"The Court of Civil Appeals (with Judge Russell Dissenting) stated that 'while it is unlawful for a licensee to sell alcoholic beverages to any minor, it is also unlawful for any minor to purchase alcoholic beverages within this state. § 28-3A-25(a)(19), Code 1975.' ___ So.2d at ___. The court stated that 'using a minor child, without prior judicial approval, to commit an illegal act is not a reasonable exercise of the ABC Board's agent's powers, duties or functions,' and held, therefore, that 'the use of the minor child in this case does not fit within any of the exceptions in § 13A-3-22, Code 1975.' ___ So.2d at ___. The Court of Civil Appeals reversed the judgment and remanded the case. This Court denied the Board's petition for the writ of certiorari on February 14, 1992 (Maddox, J., Dissenting).
"However, because of the public policy considerations involved in using minors as decoys in enforcing the laws regulating the sale and purchase of intoxicating liquors in this State, this Court on April 4, 1992, issued the writ ex mero motu in order to review the judgment of the Court of Civil Appeals and to set some general guidelines as to when and under what circumstances minors may be used in undercover operations."

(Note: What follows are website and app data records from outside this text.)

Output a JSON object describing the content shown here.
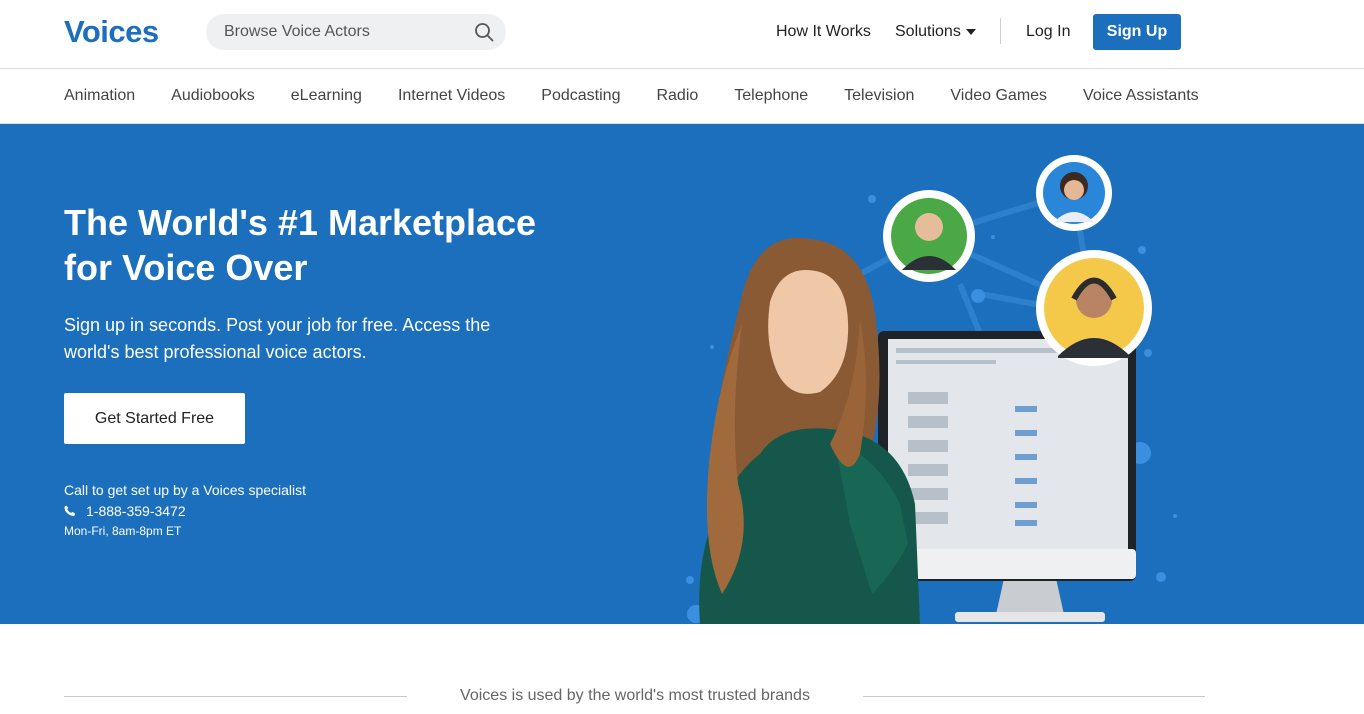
{
  "header": {
    "logo": "Voices",
    "search_placeholder": "Browse Voice Actors",
    "nav": {
      "how_it_works": "How It Works",
      "solutions": "Solutions",
      "log_in": "Log In",
      "sign_up": "Sign Up"
    }
  },
  "categories": [
    "Animation",
    "Audiobooks",
    "eLearning",
    "Internet Videos",
    "Podcasting",
    "Radio",
    "Telephone",
    "Television",
    "Video Games",
    "Voice Assistants"
  ],
  "hero": {
    "title_line1": "The World's #1 Marketplace",
    "title_line2": "for Voice Over",
    "subtitle": "Sign up in seconds. Post your job for free. Access the world's best professional voice actors.",
    "cta": "Get Started Free",
    "call_text": "Call to get set up by a Voices specialist",
    "phone": "1-888-359-3472",
    "hours": "Mon-Fri, 8am-8pm ET"
  },
  "brands": {
    "caption": "Voices is used by the world's most trusted brands"
  },
  "colors": {
    "brand_blue": "#1b6fbd",
    "white": "#ffffff"
  },
  "icons": [
    "search-icon",
    "caret-down-icon",
    "phone-icon"
  ]
}
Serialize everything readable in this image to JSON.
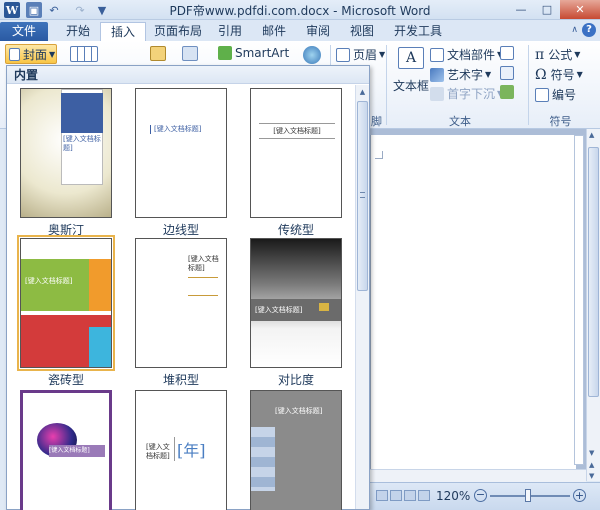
{
  "window": {
    "title": "PDF帝www.pdfdi.com.docx - Microsoft Word",
    "app_icon_letter": "W",
    "controls": {
      "minimize": "—",
      "maximize": "□",
      "close": "✕"
    },
    "ribbon_minimize": "∧",
    "help": "?"
  },
  "tabs": [
    {
      "label": "文件"
    },
    {
      "label": "开始"
    },
    {
      "label": "插入"
    },
    {
      "label": "页面布局"
    },
    {
      "label": "引用"
    },
    {
      "label": "邮件"
    },
    {
      "label": "审阅"
    },
    {
      "label": "视图"
    },
    {
      "label": "开发工具"
    }
  ],
  "ribbon": {
    "cover_button": "封面",
    "smartart": "SmartArt",
    "header": "页眉",
    "footer_partial": "脚",
    "text_box": "文本框",
    "quick_parts": "文档部件",
    "wordart": "艺术字",
    "drop_cap": "首字下沉",
    "equation": "公式",
    "symbol": "符号",
    "numbering": "编号",
    "group_text": "文本",
    "group_symbols": "符号"
  },
  "gallery": {
    "header": "内置",
    "items": [
      {
        "label": "奥斯汀",
        "title_text": "[键入文档标题]"
      },
      {
        "label": "边线型",
        "title_text": "[键入文档标题]"
      },
      {
        "label": "传统型",
        "title_text": "[键入文档标题]"
      },
      {
        "label": "瓷砖型",
        "title_text": "[键入文档标题]"
      },
      {
        "label": "堆积型",
        "title_text": "[键入文档标题]"
      },
      {
        "label": "对比度",
        "title_text": "[键入文档标题]"
      },
      {
        "label": "",
        "title_text": "[键入文档标题]"
      },
      {
        "label": "",
        "title_text": "[键入文档标题]",
        "year_text": "[年]"
      },
      {
        "label": "",
        "title_text": "[键入文档标题]"
      }
    ]
  },
  "status": {
    "zoom": "120%"
  },
  "colors": {
    "accent": "#2a5aa3",
    "hover": "#f9c646"
  }
}
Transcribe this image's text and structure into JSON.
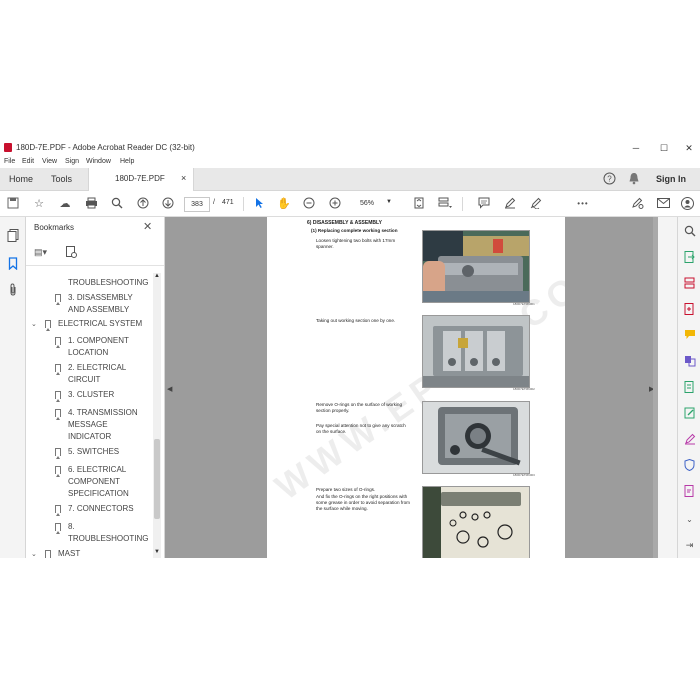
{
  "window": {
    "title": "180D-7E.PDF - Adobe Acrobat Reader DC (32-bit)",
    "minimize": "─",
    "maximize": "☐",
    "close": "✕"
  },
  "menu": [
    "File",
    "Edit",
    "View",
    "Sign",
    "Window",
    "Help"
  ],
  "tabs": {
    "home": "Home",
    "tools": "Tools",
    "document": "180D-7E.PDF",
    "sign_in": "Sign In"
  },
  "toolbar": {
    "page_current": "383",
    "page_separator": "/",
    "page_total": "471",
    "zoom": "56%",
    "more": "•••"
  },
  "bookmarks": {
    "title": "Bookmarks",
    "items": [
      {
        "label": "TROUBLESHOOTING"
      },
      {
        "label": "3. DISASSEMBLY AND ASSEMBLY"
      },
      {
        "label": "ELECTRICAL SYSTEM"
      },
      {
        "label": "1. COMPONENT LOCATION"
      },
      {
        "label": "2. ELECTRICAL CIRCUIT"
      },
      {
        "label": "3. CLUSTER"
      },
      {
        "label": "4. TRANSMISSION MESSAGE INDICATOR"
      },
      {
        "label": "5. SWITCHES"
      },
      {
        "label": "6. ELECTRICAL COMPONENT SPECIFICATION"
      },
      {
        "label": "7. CONNECTORS"
      },
      {
        "label": "8. TROUBLESHOOTING"
      },
      {
        "label": "MAST"
      }
    ]
  },
  "page": {
    "heading": "6) DISASSEMBLY & ASSEMBLY",
    "subheading": "(1) Replacing complete working section",
    "steps": [
      {
        "text": "Loosen tightening two bolts with 17mm spanner.",
        "code": "180D7ETM6001"
      },
      {
        "text": "Taking out working section one by one.",
        "code": "180D7ETM6002"
      },
      {
        "text": "Remove O-rings on the surface of working section properly.",
        "text2": "Pay special attention not to give any scratch on the surface.",
        "code": "180D7ETM6003"
      },
      {
        "text": "Prepare two sizes of O-rings.",
        "text2": "And fix the O-rings on the right positions with some grease in order to avoid separation from the surface while moving.",
        "code": ""
      }
    ],
    "watermark": "WWW.EPCDF.COM"
  },
  "colors": {
    "accent": "#1473e6",
    "acrobat_red": "#c8102e",
    "doc_bg": "#9c9c9c"
  }
}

After this Court in Ex parte Alabama Alcoholic Beverage Control Board reversed the judgment of the Court of Civil Appeals, and remanded the case to that court, that court addressed what it considered to be the two remaining issues in the case: "(1) whether the doctrine of res judicata applied because the charges against the clerk/employee who actually sold the alcohol were dismissed; and (2) whether the actions by the Alabama Alcoholic Beverage Control Board (Board) constituted entrapment." The Court of Civil Appeals said, regarding the entrapment issue, "In Concurring in the result, Justice Almon answered the entrapment issue, and we agree with his analysis; therefore, we find the ...